US5397620 *Apr 5, 1993Mar 14, 1995Thomas D. RootSystem and method for forming activity surface
US5403637 *Sep 28, 1993Apr 4, 1995National Rubber Technology Inc.Resilient surfacing system
US5542221 *May 4, 1994Aug 6, 1996The Penn State Research FoundationDual stiffness flooring
US5564251 *Dec 19, 1994Oct 15, 1996Osbe Parket B.V.Method of laying a floor
US5733224 *Sep 9, 1996Mar 31, 1998Reid; NormanApparatus and method for cushioning athletic equipment
US5850716 *Sep 8, 1997Dec 22, 1998Thompson; Jeffrey H.Flooring system

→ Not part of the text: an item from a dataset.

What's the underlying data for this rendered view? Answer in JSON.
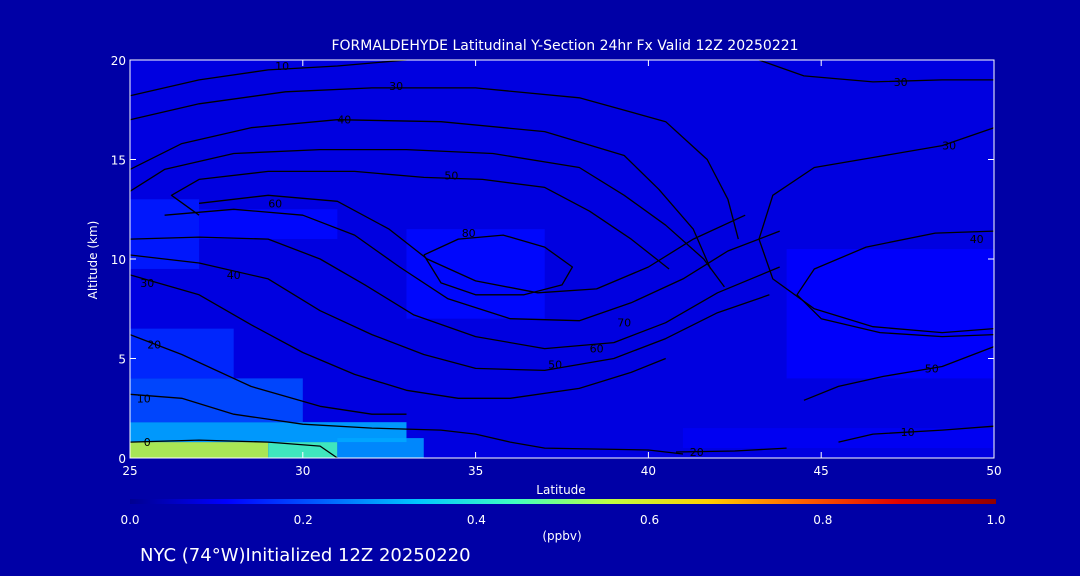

US6385923 *Feb 19, 1997May 14, 2002Duramax, Inc.Transition support for flooring material
US6656562Apr 25, 2002Dec 2, 2003Millennium Mat Co., LlcSlip resistant mat
US6866916Nov 21, 2000Mar 15, 2005Millennium Mat Co.Slip resistant mat and process of manufacture of same
US6946183Sep 15, 2003Sep 20, 2005The Millennium Mat Company, LlcSlip resistant mat
US7174682Mar 19, 2002Feb 13, 2007Johnsonite Inc.Transition support for flooring material
US7731594 *Aug 22, 2007Jun 8, 2010Hansen Christopher LConcave martial arts platform with inclined constraint net
US8109050Feb 9, 2007Feb 7, 2012University Of Notre Dame Du LacFlooring apparatus for reducing impact energy during a fall
US8539728Sep 25, 2010Sep 24, 2013Sorbashock LlcFlooring apparatus and systems for improved reduction of impact forces during a fall
US8550926 *Mar 9, 2007Oct 8, 2013Thomas J. LochtefeldPadded water ride surfaces
US20120309549 *Aug 14, 2012Dec 6, 2012Norris Carlos RSystems and methods for martial arts combat
EP1989371A2 *Feb 9, 2007Nov 12, 2008University of Notre Dame Du LacFlooring apparatus for reducing impact energy during a fall
Classifications
U.S. Classification472/92, 428/319.1, 5/420, 428/314.4, 428/316.6, 428/314.8, 52/177, 267/152, 52/309.8, 482/23, 404/32, 428/17
International ClassificationA63C19/04
Cooperative ClassificationA63C19/04
European ClassificationA63C19/04
Legal Events
DateCodeEventDescription
Feb 17, 1998FPExpired due to failure to pay maintenance fee
Effective date: 19971210
Dec 7, 1997LAPSLapse for failure to pay maintenance fees
Jul 15, 1997REMIMaintenance fee reminder mailed
Sep 7, 1993ASAssignment
Owner name: STANLAR ENTERPRISES, INC., NEW JERSEY
Free format text: SECURITY INTEREST;ASSIGNOR:BANK ONE, MILWAUKEE, N.A.;REEL/FRAME:006662/0354
Effective date: 19930609
Jun 10, 1993FPAYFee payment
Year of fee payment: 8
Mar 20, 1989FPAYFee payment
Year of fee payment: 4
May 23, 1988ASAssignment
Owner name: MARINE BANK, N.A., 1337 SOUTH 16TH STREET, MILWAUK
Free format text: MORTGAGE;ASSIGNOR:BREAKFALL, INC.;REEL/FRAME:004887/0312
Effective date: 19880516
Owner name: MARINE BANK, N.A., A NATIONAL BANKING ASSOCIATION,
Mar 27, 1986ASAssignment
Owner name: BREAKFALL, INC., 759 NORTH MILWAUKEE STREET, MILWA
Free format text: ASSIGNMENT OF ASSIGNORS INTEREST.;ASSIGNOR:DONOVAN FLOORS, INC.;REEL/FRAME:004525/0363
Effective date: 19860313
Mar 17, 1986ASAssignment
Owner name: DONOVAN FLOORS, INC., 759 N. MILWAUKEE STREET, MIL
Free format text: ASSIGNMENT OF ASSIGNORS INTEREST.;ASSIGNOR:DONOVAN JAMES P.;REEL/FRAME:004522/0622
Effective date: 19860211